Encryption is more than just a way to secure communications. It’s also a way to provide security and privacy for users interacting with other services that don’t link them to other people. The bill will not only cause pain for WhatsApp and its competitors. This would make every intermediary – no matter how disconnected from the production/distribution of criminal content – potentially liable. It would provide prosecutors with a long list of entities to punish, none of which actually produced or uploaded the content.
The EARN IT Act blocks the ability of intermediaries to use a key community-adopted building block of Internet security: encryption. It does this by creating liability risks for intermediaries who cannot monitor what users share, store or post online. State laws may seek to impose civil liability on every party involved in creating, transmitting, or storing communications, including ISPs, web hosting providers, cloud backup services, and encrypted communications services such as WhatsApp.
In addition, network operators may decide to stop transmitting encrypted traffic or take other steps to block such traffic to avoid the risk of liability in the face of civil liability for damages under state law as permitted by the EARN IT Act. Doing so reduces their interoperability with networks carrying E2EE traffic. Without interoperability, Internet users may experience slower and less secure Web browsing.
This is certainly not the intent of the bill’s authors and supporters. Or, at least, that wasn’t the intention either of them would admit. In all likelihood, most of the bill’s supporters haven’t thought long enough about the unwanted side effects of tying immunity to government mandates. Others may just see this as a good way to discourage the use of encryption because they mistakenly believe it will make it easier for investigators to track down child abusers.
All these assumptions are wrong.There must be a small group of bill supporters who see these negative consequences and like They — these are people who are not only ignorant of the Internet and social media platforms, but have turned ignorance into fear.
The problem is, there are only a few of them, and we have millions. In theory, this means we have the upper hand.
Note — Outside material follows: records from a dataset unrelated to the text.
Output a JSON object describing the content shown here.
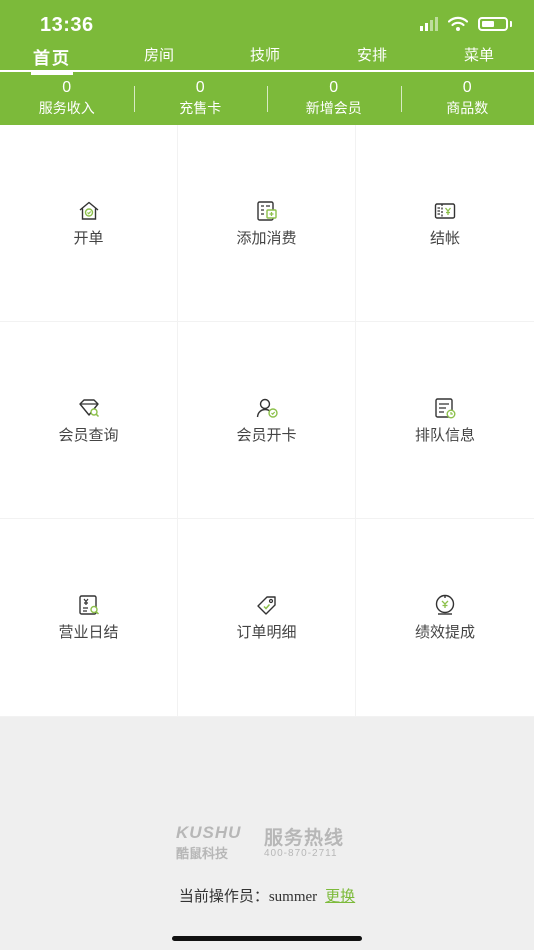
{
  "status_bar": {
    "time": "13:36"
  },
  "tabs": [
    {
      "label": "首页",
      "active": true
    },
    {
      "label": "房间"
    },
    {
      "label": "技师"
    },
    {
      "label": "安排"
    },
    {
      "label": "菜单"
    }
  ],
  "stats": [
    {
      "value": "0",
      "label": "服务收入"
    },
    {
      "value": "0",
      "label": "充售卡"
    },
    {
      "value": "0",
      "label": "新增会员"
    },
    {
      "value": "0",
      "label": "商品数"
    }
  ],
  "menu": [
    {
      "label": "开单",
      "icon": "house-icon"
    },
    {
      "label": "添加消费",
      "icon": "add-consume-icon"
    },
    {
      "label": "结帐",
      "icon": "checkout-icon"
    },
    {
      "label": "会员查询",
      "icon": "diamond-search-icon"
    },
    {
      "label": "会员开卡",
      "icon": "user-card-icon"
    },
    {
      "label": "排队信息",
      "icon": "queue-clock-icon"
    },
    {
      "label": "营业日结",
      "icon": "daily-report-icon"
    },
    {
      "label": "订单明细",
      "icon": "tag-icon"
    },
    {
      "label": "绩效提成",
      "icon": "commission-icon"
    }
  ],
  "footer": {
    "brand_en": "KUSHU",
    "brand_cn": "酷鼠科技",
    "hotline_label": "服务热线",
    "hotline_number": "400-870-2711",
    "operator_label": "当前操作员：",
    "operator_name": "summer",
    "change_label": "更换"
  },
  "colors": {
    "accent": "#7cba3a",
    "icon_green": "#8cc04a"
  }
}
Unfortunately, when it comes to government jobs, it’s top-down, meaning a few decide what everyone else has to put up with.
Filed Under: csam, earn it, privacy, security